A beastly murder from thirty years ago lies on the detective’s desk – a cold case. It is the last job before he retires. He considers reopening it totally unnecessary, because there are no new facts in this rumor-laden case, better known as ‘the Mill Murder’. The probable murderer was caught and, after a convincing testimony by his spouse, released. No one understood why she wanted to clear him of the charges of the murder of his young lover: sixteen bullets, the pistol emptied twice. What was her motive? And why has she, now a widow, begun an affair with the new investigating officer?
The old mill lies just out of town and is still a meeting place for courting couples. The detective visits the crime scene and tries to get inside the murderer’s mind. He makes love to the murderer's wife, buys a pistol and makes preparations for a realistic reconstruction of the event with his young assistant.
We read his police report as a testament, a confession left behind in which the tension continuously mounts.
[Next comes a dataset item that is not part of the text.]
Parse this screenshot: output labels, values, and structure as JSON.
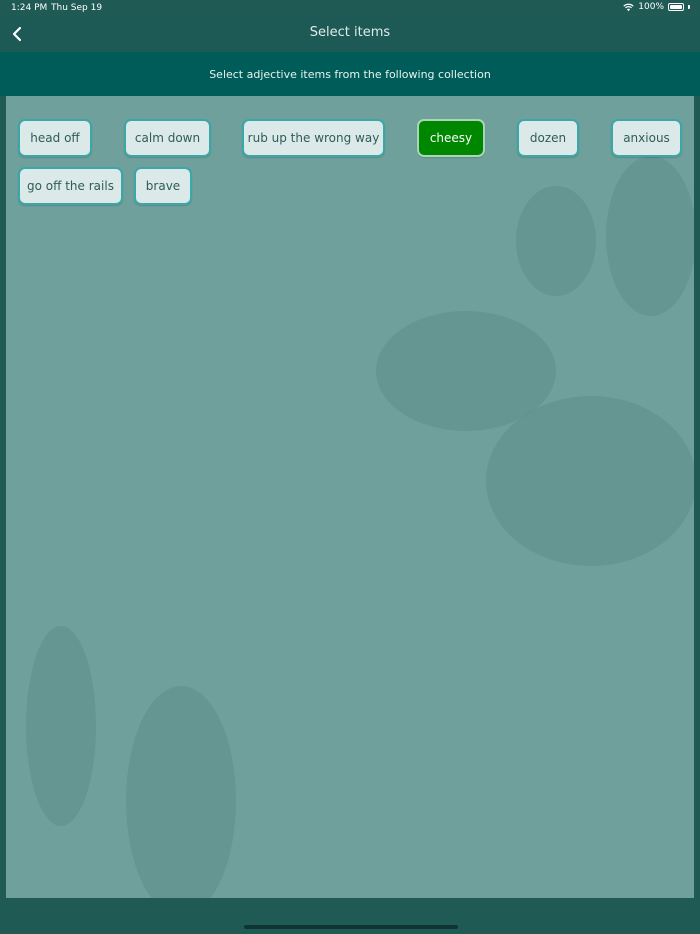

Just as the writer of detective stories seeks the perfect murder – more so than the career criminal for whom it is enough not to be caught – so the detective longs for the perfect murderer.